▸ **Task directions**: Using the listing below, return every line that includes "this".

# # # # # # #

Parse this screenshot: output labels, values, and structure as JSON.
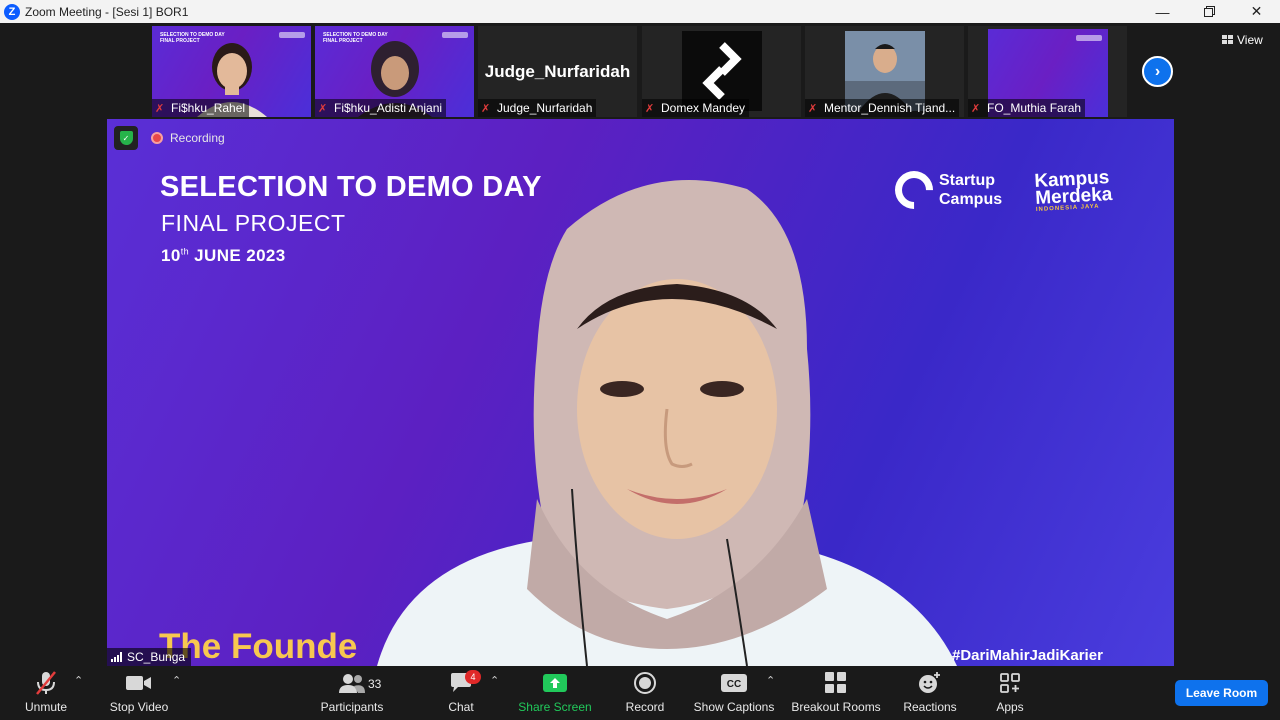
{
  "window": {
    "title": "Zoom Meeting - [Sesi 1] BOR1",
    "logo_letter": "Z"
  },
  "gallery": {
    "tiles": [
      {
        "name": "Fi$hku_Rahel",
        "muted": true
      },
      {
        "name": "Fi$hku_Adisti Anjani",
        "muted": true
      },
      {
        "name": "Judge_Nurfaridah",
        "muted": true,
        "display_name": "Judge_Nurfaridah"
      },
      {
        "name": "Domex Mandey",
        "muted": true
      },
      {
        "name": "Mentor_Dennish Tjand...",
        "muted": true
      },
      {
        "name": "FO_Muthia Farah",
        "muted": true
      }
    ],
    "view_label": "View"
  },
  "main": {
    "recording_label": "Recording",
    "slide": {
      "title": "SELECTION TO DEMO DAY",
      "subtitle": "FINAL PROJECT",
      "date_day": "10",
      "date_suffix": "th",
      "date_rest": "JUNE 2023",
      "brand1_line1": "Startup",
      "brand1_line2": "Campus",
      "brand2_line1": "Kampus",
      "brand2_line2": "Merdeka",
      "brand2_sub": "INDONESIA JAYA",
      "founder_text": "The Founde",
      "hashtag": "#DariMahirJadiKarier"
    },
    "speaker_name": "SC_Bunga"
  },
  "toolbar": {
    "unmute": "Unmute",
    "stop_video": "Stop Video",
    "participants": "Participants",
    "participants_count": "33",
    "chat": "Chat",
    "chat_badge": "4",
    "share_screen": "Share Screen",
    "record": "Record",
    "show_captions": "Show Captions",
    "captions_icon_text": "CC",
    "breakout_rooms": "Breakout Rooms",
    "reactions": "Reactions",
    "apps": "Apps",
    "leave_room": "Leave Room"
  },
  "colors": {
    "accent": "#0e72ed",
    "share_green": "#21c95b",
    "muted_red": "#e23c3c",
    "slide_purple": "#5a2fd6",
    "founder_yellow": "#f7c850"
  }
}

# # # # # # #

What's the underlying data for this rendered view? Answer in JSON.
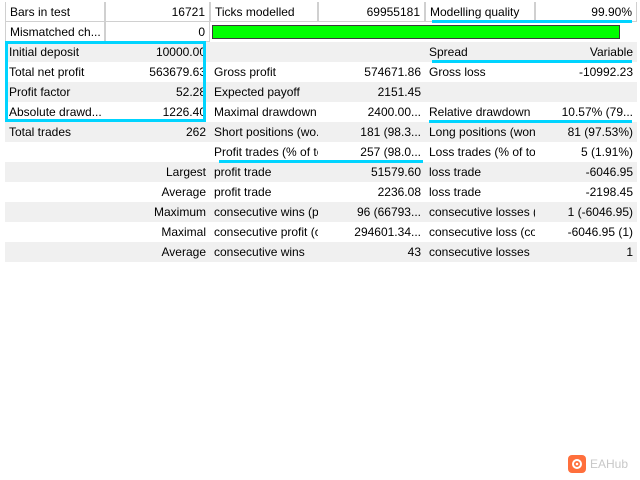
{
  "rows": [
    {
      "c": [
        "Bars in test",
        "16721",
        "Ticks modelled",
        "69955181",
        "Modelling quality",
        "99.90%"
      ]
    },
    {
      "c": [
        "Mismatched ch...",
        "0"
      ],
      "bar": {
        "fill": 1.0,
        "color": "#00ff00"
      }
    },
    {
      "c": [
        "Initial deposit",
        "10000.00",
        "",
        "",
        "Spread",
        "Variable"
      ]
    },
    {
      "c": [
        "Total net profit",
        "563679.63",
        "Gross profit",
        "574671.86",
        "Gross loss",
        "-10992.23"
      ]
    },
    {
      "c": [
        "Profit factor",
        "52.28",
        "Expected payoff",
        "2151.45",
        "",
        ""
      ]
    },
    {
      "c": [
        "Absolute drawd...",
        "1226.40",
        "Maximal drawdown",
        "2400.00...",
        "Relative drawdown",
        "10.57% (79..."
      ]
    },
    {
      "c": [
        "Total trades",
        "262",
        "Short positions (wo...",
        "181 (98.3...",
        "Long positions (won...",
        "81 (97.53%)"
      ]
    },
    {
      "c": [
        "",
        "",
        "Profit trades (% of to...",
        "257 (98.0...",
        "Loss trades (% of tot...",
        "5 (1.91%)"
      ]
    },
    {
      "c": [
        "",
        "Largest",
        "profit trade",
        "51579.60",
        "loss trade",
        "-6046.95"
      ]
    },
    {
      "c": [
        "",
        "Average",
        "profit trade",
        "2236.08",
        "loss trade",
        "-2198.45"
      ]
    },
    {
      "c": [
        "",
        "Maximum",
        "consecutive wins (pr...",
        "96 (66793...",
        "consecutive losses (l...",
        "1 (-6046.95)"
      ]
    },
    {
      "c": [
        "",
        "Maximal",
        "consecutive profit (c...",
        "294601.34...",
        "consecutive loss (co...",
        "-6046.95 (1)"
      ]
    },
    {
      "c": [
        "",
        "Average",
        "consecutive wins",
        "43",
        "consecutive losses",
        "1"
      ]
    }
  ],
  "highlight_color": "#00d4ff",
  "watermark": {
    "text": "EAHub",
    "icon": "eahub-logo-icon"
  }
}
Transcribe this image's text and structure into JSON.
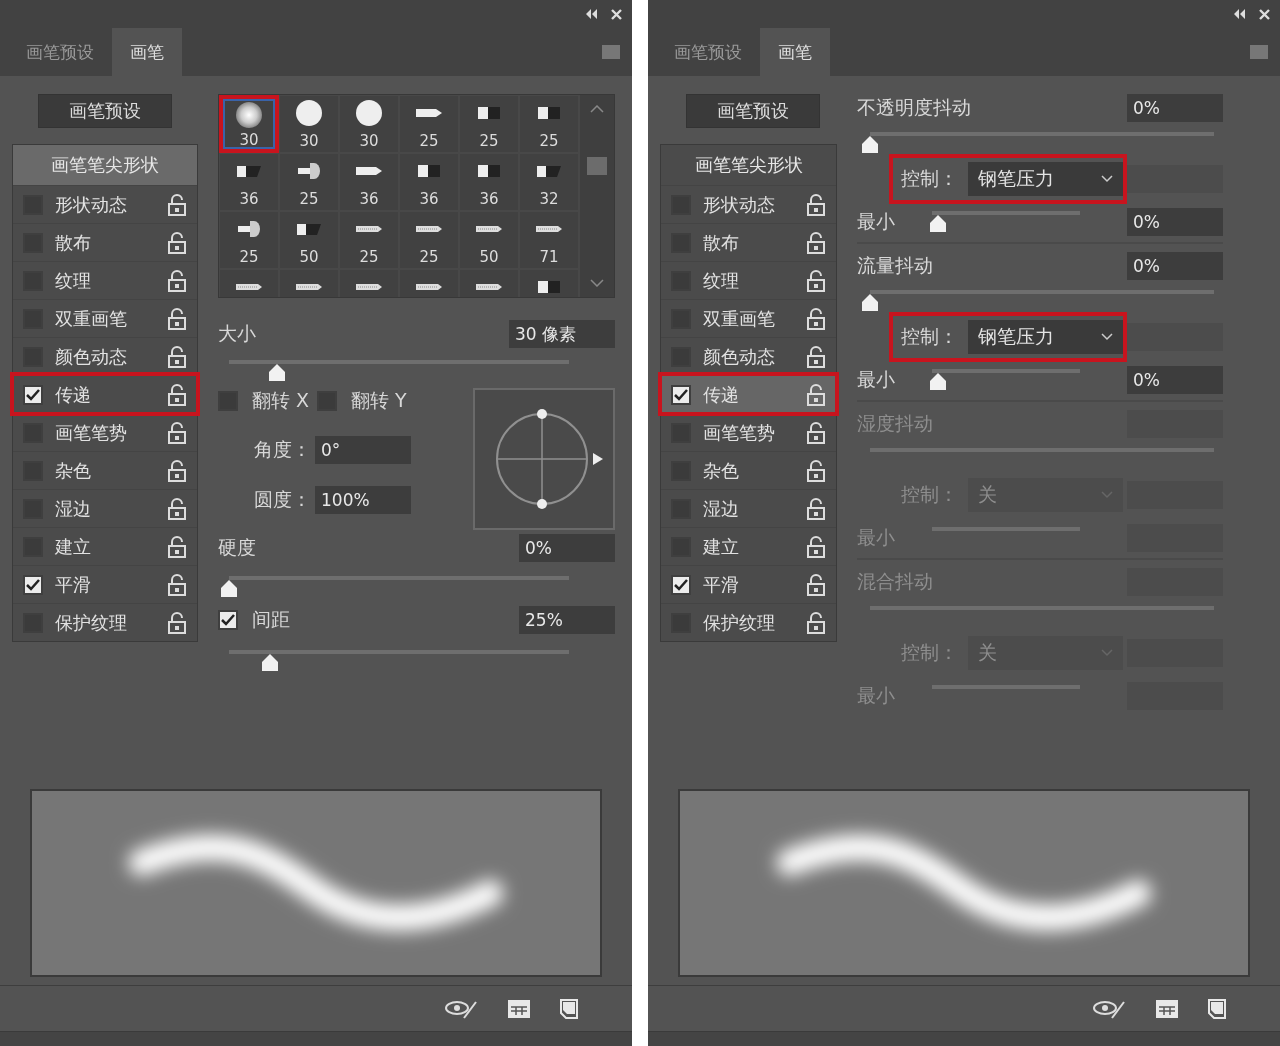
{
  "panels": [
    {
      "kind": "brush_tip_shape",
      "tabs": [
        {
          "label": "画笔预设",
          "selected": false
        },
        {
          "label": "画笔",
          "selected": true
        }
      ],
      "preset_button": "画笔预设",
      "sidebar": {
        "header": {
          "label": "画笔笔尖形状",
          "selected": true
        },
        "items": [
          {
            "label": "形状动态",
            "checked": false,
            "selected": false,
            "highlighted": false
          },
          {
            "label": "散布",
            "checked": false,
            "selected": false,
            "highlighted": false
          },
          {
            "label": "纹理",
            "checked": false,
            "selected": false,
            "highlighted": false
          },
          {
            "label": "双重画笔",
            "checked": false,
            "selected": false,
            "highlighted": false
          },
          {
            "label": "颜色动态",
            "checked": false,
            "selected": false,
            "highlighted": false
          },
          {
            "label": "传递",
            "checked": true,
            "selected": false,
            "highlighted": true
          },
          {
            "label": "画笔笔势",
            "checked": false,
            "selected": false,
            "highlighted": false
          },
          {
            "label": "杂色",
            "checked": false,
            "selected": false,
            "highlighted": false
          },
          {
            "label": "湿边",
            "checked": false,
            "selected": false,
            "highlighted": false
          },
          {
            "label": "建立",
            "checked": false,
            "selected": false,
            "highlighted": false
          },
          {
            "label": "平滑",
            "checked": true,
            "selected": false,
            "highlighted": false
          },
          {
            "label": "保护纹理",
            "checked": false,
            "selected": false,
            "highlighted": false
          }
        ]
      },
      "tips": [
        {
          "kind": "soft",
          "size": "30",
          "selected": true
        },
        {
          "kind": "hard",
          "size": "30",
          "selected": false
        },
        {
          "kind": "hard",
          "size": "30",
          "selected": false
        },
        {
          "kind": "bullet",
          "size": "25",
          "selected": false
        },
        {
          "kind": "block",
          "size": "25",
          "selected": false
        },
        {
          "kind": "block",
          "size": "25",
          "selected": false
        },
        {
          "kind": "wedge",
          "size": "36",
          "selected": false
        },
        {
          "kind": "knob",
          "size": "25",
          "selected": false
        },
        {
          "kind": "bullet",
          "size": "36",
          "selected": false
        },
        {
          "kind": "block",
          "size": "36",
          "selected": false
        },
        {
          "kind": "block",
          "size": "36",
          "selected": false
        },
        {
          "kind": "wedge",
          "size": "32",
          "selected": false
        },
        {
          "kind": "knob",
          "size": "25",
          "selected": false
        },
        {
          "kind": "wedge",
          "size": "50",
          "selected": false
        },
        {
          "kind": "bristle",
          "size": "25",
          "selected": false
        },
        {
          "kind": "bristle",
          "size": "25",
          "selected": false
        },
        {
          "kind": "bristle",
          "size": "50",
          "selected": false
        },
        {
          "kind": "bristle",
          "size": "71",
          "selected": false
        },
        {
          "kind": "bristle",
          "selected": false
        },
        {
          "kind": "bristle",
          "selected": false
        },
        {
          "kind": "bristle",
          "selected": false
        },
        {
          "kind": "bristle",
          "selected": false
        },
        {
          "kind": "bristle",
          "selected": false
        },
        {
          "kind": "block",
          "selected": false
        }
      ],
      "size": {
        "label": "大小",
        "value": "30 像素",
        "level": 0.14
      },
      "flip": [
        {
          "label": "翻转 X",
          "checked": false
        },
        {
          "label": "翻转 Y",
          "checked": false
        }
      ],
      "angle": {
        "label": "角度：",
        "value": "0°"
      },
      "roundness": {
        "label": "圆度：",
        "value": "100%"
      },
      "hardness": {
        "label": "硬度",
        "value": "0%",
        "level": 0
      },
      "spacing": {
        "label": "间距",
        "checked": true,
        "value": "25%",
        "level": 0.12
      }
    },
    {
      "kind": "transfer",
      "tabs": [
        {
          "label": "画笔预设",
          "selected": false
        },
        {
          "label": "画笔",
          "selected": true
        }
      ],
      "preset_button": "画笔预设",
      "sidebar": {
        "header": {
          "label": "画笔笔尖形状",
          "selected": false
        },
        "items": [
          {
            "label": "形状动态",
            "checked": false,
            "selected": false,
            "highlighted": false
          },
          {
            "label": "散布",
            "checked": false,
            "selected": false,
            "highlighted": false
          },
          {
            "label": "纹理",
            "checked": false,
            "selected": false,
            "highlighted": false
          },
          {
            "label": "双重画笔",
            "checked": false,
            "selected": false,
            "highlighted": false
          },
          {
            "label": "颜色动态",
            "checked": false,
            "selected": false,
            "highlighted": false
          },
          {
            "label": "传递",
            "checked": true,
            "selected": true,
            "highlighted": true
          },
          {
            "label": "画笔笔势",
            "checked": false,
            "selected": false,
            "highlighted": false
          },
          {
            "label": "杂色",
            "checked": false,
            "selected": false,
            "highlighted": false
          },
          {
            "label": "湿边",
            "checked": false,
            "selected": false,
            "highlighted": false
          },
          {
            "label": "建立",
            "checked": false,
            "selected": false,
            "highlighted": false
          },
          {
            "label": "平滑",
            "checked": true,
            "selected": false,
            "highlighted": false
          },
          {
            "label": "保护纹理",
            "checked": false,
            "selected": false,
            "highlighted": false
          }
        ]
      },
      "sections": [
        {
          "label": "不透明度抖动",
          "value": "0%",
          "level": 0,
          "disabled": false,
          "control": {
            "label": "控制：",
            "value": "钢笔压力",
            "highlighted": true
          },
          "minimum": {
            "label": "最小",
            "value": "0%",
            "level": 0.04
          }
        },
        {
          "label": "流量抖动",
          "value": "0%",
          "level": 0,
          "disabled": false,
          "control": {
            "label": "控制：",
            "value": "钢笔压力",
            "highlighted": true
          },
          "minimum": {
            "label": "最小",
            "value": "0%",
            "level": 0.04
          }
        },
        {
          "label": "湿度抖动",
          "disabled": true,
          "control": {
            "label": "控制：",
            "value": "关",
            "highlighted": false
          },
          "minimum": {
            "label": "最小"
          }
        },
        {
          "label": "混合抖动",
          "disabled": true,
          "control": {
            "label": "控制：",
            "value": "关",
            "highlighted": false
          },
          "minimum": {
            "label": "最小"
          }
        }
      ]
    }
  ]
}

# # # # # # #

▸ **Reply**:
Parse this screenshot: output labels, values, and structure as JSON.
What's the underlying data for this rendered view? Answer in JSON.
Transcribe this image's text and structure into JSON.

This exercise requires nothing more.